======== Provided records ========

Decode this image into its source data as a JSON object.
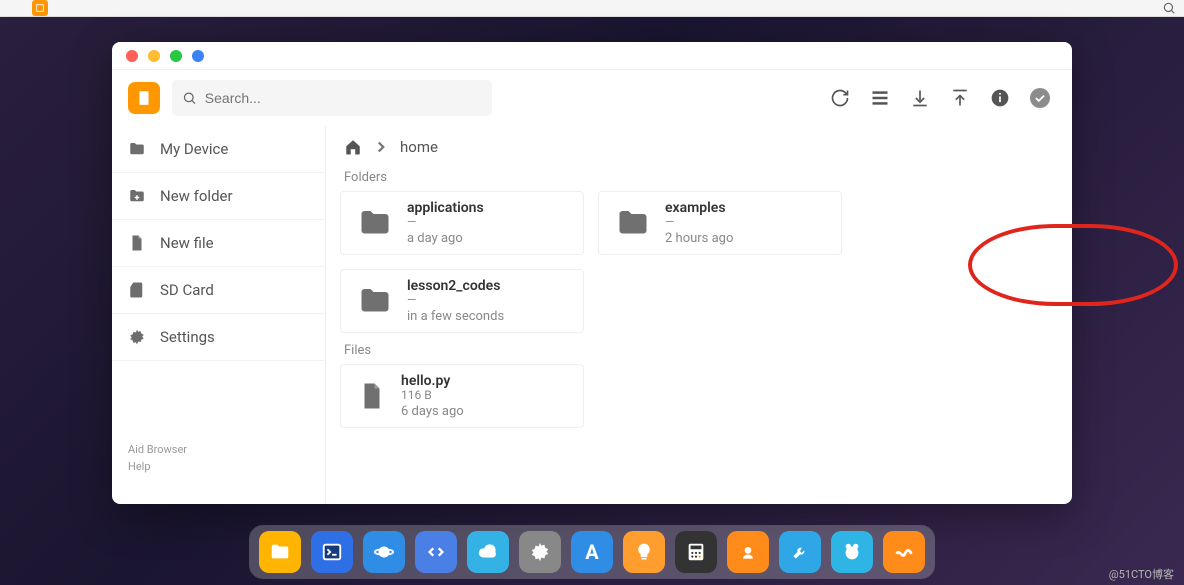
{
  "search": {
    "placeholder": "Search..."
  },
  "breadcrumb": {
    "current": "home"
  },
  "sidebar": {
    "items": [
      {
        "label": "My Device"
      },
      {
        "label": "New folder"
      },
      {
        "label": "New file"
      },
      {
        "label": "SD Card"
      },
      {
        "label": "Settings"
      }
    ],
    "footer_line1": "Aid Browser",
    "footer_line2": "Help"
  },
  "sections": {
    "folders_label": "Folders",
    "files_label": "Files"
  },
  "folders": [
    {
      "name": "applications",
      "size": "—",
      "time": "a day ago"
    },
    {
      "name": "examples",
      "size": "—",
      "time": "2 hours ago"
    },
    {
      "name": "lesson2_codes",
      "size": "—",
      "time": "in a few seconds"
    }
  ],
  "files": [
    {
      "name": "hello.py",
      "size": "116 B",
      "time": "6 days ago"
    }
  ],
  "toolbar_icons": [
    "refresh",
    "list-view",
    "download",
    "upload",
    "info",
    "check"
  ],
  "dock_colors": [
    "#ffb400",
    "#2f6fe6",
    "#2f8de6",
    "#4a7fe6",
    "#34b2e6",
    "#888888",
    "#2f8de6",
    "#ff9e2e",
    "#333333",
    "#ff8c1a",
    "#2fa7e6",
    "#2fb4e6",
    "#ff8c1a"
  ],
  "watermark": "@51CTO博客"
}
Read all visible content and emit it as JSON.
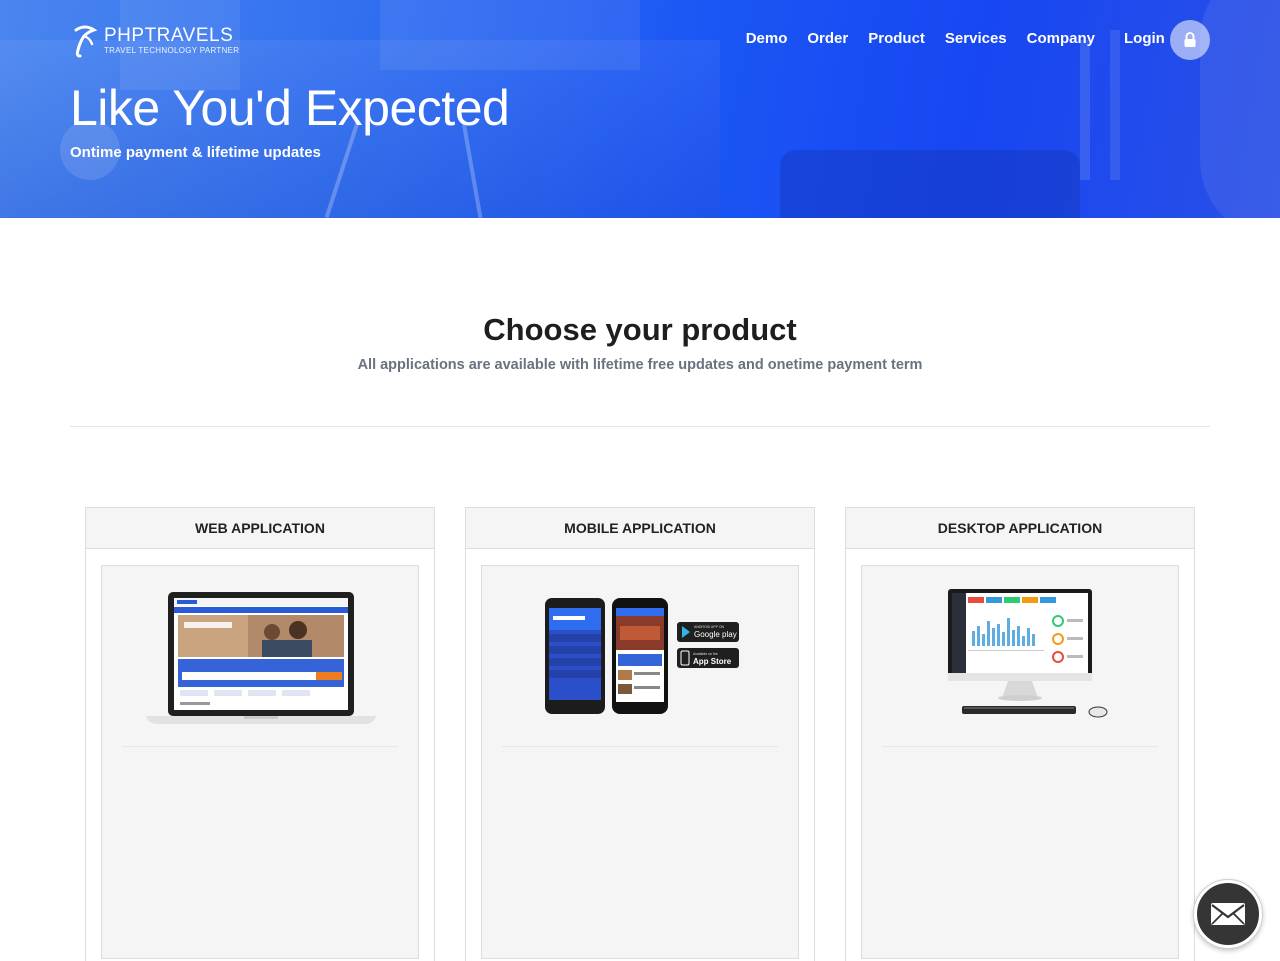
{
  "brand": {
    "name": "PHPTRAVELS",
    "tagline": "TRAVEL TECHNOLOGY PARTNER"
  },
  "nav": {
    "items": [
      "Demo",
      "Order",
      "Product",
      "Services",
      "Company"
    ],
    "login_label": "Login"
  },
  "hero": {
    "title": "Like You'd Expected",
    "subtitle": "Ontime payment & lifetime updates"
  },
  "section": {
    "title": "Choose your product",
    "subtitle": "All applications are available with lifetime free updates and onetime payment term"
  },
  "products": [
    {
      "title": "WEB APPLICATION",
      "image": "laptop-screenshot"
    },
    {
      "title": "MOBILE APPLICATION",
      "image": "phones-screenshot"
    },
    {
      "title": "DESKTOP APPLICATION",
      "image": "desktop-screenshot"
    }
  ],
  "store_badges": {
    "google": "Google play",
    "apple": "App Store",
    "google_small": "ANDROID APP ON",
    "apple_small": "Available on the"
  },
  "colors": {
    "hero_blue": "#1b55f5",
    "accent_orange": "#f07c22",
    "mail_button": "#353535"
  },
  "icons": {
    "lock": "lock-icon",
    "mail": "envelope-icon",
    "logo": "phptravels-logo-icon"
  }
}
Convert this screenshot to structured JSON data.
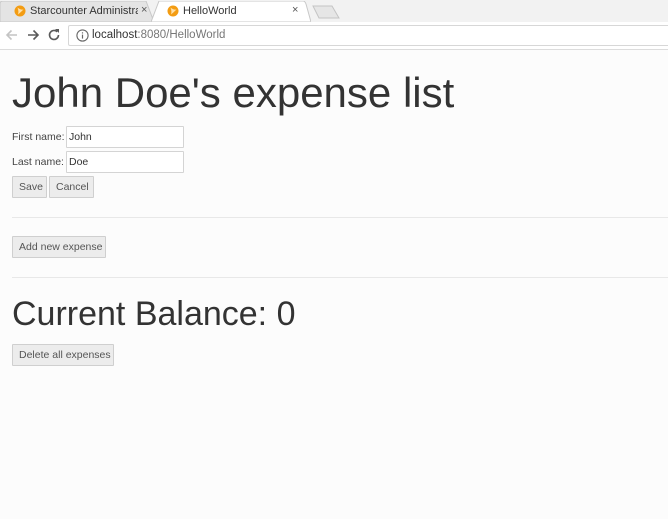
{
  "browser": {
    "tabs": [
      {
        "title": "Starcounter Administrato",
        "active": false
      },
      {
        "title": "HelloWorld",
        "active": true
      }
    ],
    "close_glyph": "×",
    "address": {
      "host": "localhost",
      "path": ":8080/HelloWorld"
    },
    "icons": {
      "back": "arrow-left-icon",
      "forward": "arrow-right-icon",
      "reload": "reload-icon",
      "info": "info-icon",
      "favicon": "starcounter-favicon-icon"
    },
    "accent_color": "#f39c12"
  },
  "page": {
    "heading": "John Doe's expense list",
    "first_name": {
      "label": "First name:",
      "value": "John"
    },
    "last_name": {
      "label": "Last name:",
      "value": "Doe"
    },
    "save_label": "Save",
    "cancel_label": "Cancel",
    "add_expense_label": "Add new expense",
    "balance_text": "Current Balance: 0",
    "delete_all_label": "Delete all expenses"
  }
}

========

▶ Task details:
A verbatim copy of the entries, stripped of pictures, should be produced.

▶ Response below:
Decode this image into its source data as a JSON object.
{
  "search": {
    "placeholder": "Search..."
  },
  "breadcrumb": {
    "current": "home"
  },
  "sidebar": {
    "items": [
      {
        "label": "My Device"
      },
      {
        "label": "New folder"
      },
      {
        "label": "New file"
      },
      {
        "label": "SD Card"
      },
      {
        "label": "Settings"
      }
    ],
    "footer_line1": "Aid Browser",
    "footer_line2": "Help"
  },
  "sections": {
    "folders_label": "Folders",
    "files_label": "Files"
  },
  "folders": [
    {
      "name": "applications",
      "size": "—",
      "time": "a day ago"
    },
    {
      "name": "examples",
      "size": "—",
      "time": "2 hours ago"
    },
    {
      "name": "lesson2_codes",
      "size": "—",
      "time": "in a few seconds"
    }
  ],
  "files": [
    {
      "name": "hello.py",
      "size": "116 B",
      "time": "6 days ago"
    }
  ],
  "toolbar_icons": [
    "refresh",
    "list-view",
    "download",
    "upload",
    "info",
    "check"
  ],
  "dock_colors": [
    "#ffb400",
    "#2f6fe6",
    "#2f8de6",
    "#4a7fe6",
    "#34b2e6",
    "#888888",
    "#2f8de6",
    "#ff9e2e",
    "#333333",
    "#ff8c1a",
    "#2fa7e6",
    "#2fb4e6",
    "#ff8c1a"
  ],
  "watermark": "@51CTO博客"
}
Read all visible content and emit it as JSON.
{
  "brand": {
    "name": "PHPTRAVELS",
    "tagline": "TRAVEL TECHNOLOGY PARTNER"
  },
  "nav": {
    "items": [
      "Demo",
      "Order",
      "Product",
      "Services",
      "Company"
    ],
    "login_label": "Login"
  },
  "hero": {
    "title": "Like You'd Expected",
    "subtitle": "Ontime payment & lifetime updates"
  },
  "section": {
    "title": "Choose your product",
    "subtitle": "All applications are available with lifetime free updates and onetime payment term"
  },
  "products": [
    {
      "title": "WEB APPLICATION",
      "image": "laptop-screenshot"
    },
    {
      "title": "MOBILE APPLICATION",
      "image": "phones-screenshot"
    },
    {
      "title": "DESKTOP APPLICATION",
      "image": "desktop-screenshot"
    }
  ],
  "store_badges": {
    "google": "Google play",
    "apple": "App Store",
    "google_small": "ANDROID APP ON",
    "apple_small": "Available on the"
  },
  "colors": {
    "hero_blue": "#1b55f5",
    "accent_orange": "#f07c22",
    "mail_button": "#353535"
  },
  "icons": {
    "lock": "lock-icon",
    "mail": "envelope-icon",
    "logo": "phptravels-logo-icon"
  }
}
Convert this screenshot to structured JSON data.
{
  "browser": {
    "tabs": [
      {
        "title": "Starcounter Administrato",
        "active": false
      },
      {
        "title": "HelloWorld",
        "active": true
      }
    ],
    "close_glyph": "×",
    "address": {
      "host": "localhost",
      "path": ":8080/HelloWorld"
    },
    "icons": {
      "back": "arrow-left-icon",
      "forward": "arrow-right-icon",
      "reload": "reload-icon",
      "info": "info-icon",
      "favicon": "starcounter-favicon-icon"
    },
    "accent_color": "#f39c12"
  },
  "page": {
    "heading": "John Doe's expense list",
    "first_name": {
      "label": "First name:",
      "value": "John"
    },
    "last_name": {
      "label": "Last name:",
      "value": "Doe"
    },
    "save_label": "Save",
    "cancel_label": "Cancel",
    "add_expense_label": "Add new expense",
    "balance_text": "Current Balance: 0",
    "delete_all_label": "Delete all expenses"
  }
}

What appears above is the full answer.